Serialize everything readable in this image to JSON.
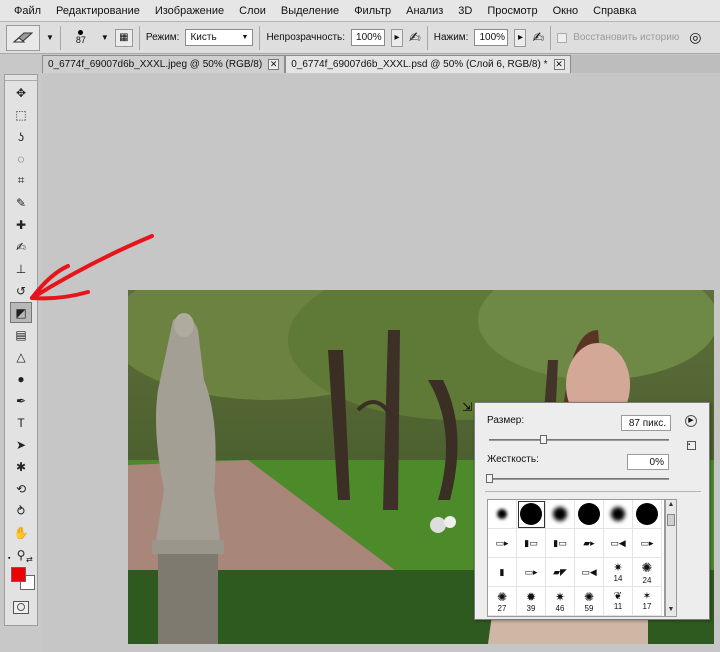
{
  "menu": [
    "Файл",
    "Редактирование",
    "Изображение",
    "Слои",
    "Выделение",
    "Фильтр",
    "Анализ",
    "3D",
    "Просмотр",
    "Окно",
    "Справка"
  ],
  "options": {
    "brush_size": "87",
    "mode_label": "Режим:",
    "mode_value": "Кисть",
    "opacity_label": "Непрозрачность:",
    "opacity_value": "100%",
    "flow_label": "Нажим:",
    "flow_value": "100%",
    "restore_history": "Восстановить историю"
  },
  "tabs": [
    {
      "label": "0_6774f_69007d6b_XXXL.jpeg @ 50% (RGB/8)"
    },
    {
      "label": "0_6774f_69007d6b_XXXL.psd @ 50% (Слой 6, RGB/8) *"
    }
  ],
  "tab_close": "✕",
  "tools": [
    {
      "name": "move-tool",
      "glyph": "✥"
    },
    {
      "name": "marquee-tool",
      "glyph": "⬚"
    },
    {
      "name": "lasso-tool",
      "glyph": "ʖ"
    },
    {
      "name": "quick-select-tool",
      "glyph": "◌"
    },
    {
      "name": "crop-tool",
      "glyph": "⌗"
    },
    {
      "name": "eyedropper-tool",
      "glyph": "✎"
    },
    {
      "name": "spot-healing-tool",
      "glyph": "✚"
    },
    {
      "name": "brush-tool",
      "glyph": "✍"
    },
    {
      "name": "stamp-tool",
      "glyph": "⊥"
    },
    {
      "name": "history-brush-tool",
      "glyph": "↺"
    },
    {
      "name": "eraser-tool",
      "glyph": "◩"
    },
    {
      "name": "gradient-tool",
      "glyph": "▤"
    },
    {
      "name": "blur-tool",
      "glyph": "△"
    },
    {
      "name": "dodge-tool",
      "glyph": "●"
    },
    {
      "name": "pen-tool",
      "glyph": "✒"
    },
    {
      "name": "type-tool",
      "glyph": "T"
    },
    {
      "name": "path-select-tool",
      "glyph": "➤"
    },
    {
      "name": "shape-tool",
      "glyph": "✱"
    },
    {
      "name": "3d-rotate-tool",
      "glyph": "⟲"
    },
    {
      "name": "3d-orbit-tool",
      "glyph": "⥁"
    },
    {
      "name": "hand-tool",
      "glyph": "✋"
    },
    {
      "name": "zoom-tool",
      "glyph": "⚲"
    }
  ],
  "colors": {
    "foreground": "#ee0000",
    "background": "#ffffff",
    "annotation": "#e8141c"
  },
  "brush_panel": {
    "size_label": "Размер:",
    "size_value": "87 пикс.",
    "size_level_percent": 30,
    "hardness_label": "Жесткость:",
    "hardness_value": "0%",
    "hardness_level_percent": 0,
    "presets_row3": [
      "",
      "",
      "",
      "",
      "14",
      "24"
    ],
    "presets_row4": [
      "27",
      "39",
      "46",
      "59",
      "11",
      "17"
    ]
  }
}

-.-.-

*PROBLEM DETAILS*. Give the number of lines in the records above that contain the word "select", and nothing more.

*TASK SOLUTION*. 2